Thousands of people staged a second straight day of protests in the Georgian capital Tbilisi on Wednesday, rallying against a “foreign agents” law which critics say signals an authoritarian shift and harms Georgia’s chances of closer ties with Europe.
Parliament on Tuesday passed a first reading of the legislation, which requires any organisations receiving more than 20% of their funding from overseas to register as “foreign agents” or face substantial fines.
The ruling Georgian Dream party say it is modelled on U.S. legislation dating from the 1930s. Critics, including President Salome Zourabichvili, say it is reminiscent of a Russian law that the Kremlin has used extensively to crack down on dissent.
In violent clashes on Tuesday evening, protesters threw petrol bombs and stones at police, who used tear gas and water cannon to disperse the crowds. The interior ministry said 66 people had been detained.
Protests kicked off again on Wednesday afternoon with a march down the central Rustaveli Avenue to mark International Women’s Day, which is a public holiday in Georgia.
Thousands gathered in front of the country’s parliament as evening set in, carrying Georgian and EU flags and shouting “No to the Russian law”.
Reuters reporters heard the Georgian, Ukrainian and European Union anthems being sung or blasted through speakers as crowds poured onto the street in front of parliament, blocking traffic.
Footage of smaller protests in the Black Sea resort city of Batumi, Georgia’s second largest, were also shared online.
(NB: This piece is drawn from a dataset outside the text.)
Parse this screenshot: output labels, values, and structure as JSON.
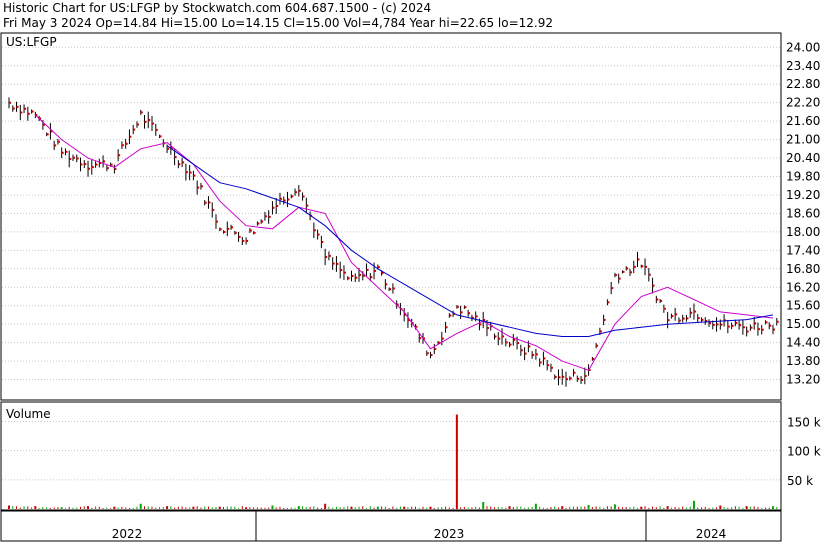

The issue has deepened a rift between Georgian Dream, which leads the government and has a majority in parliament, and President Zourabichvili, a pro-European who has moved away from the party since being elected with its support in 2018.
She has backed the protesters, saying on Tuesday that lawmakers who voted for the draft had violated the constitution. She also pledged to veto the bill if it reached her desk, though parliament can override her veto to force laws through.
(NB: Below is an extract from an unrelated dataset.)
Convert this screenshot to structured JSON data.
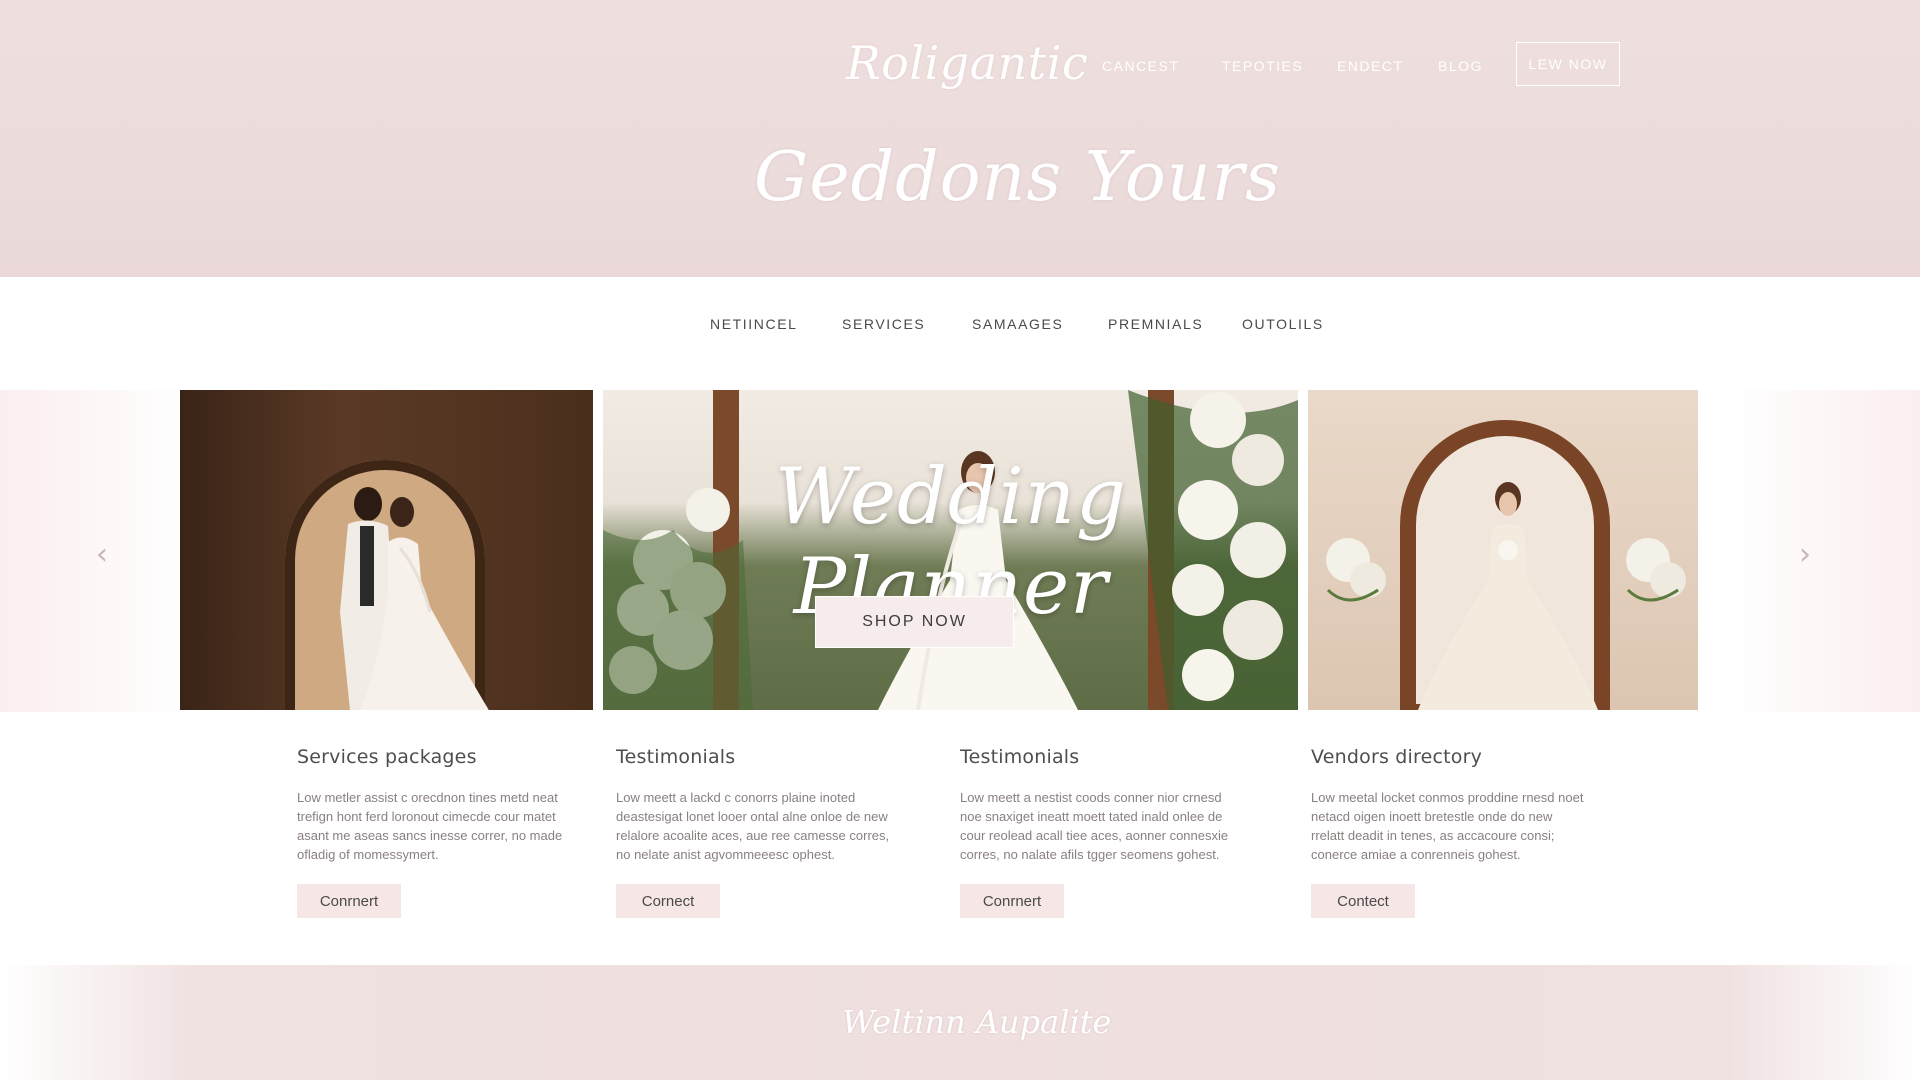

Critics say Georgian Dream is too close to Russia and has taken the country in a more repressive direction in recent years. Georgian society is strongly anti-Moscow following years of conflict over the status of two Russian-backed breakaway regions, which flared into a short war in 2008.
The U.S. Helsinki Commission, a government agency that monitors rights across Europe, has called the draft law an “assault on the country’s weakening democracy.”
“The ruling party’s roughshod insistence on its progress is both alarming and a reflection of Moscow’s growing sway in Tbilisi,” it said in a tweet.
Georgian Dream Chairman Irakli Kobakhidze defended the bill again on Wednesday, saying it would help root out those working against the interests of the country and the powerful Georgian Orthodox Church. He criticised Georgia’s “radical opposition” for stirring up protesters to commit “unprecedented violence” during Tuesday’s rallies, according to Georgian news agencies.
Several EU officials have also expressed concerns over the law.
“Adoption of this ‘foreign influence’ law is not compatible with the EU path, which majority in Georgia wants,” European Council President Charles Michel said in a tweet on Wednesday.
Last year Brussels rebuffed Tbilisi’s attempts to become a candidate country for EU membership, saying it needed to speed up reforms in areas such as the rule of law, media freedom and the independence of the judiciary.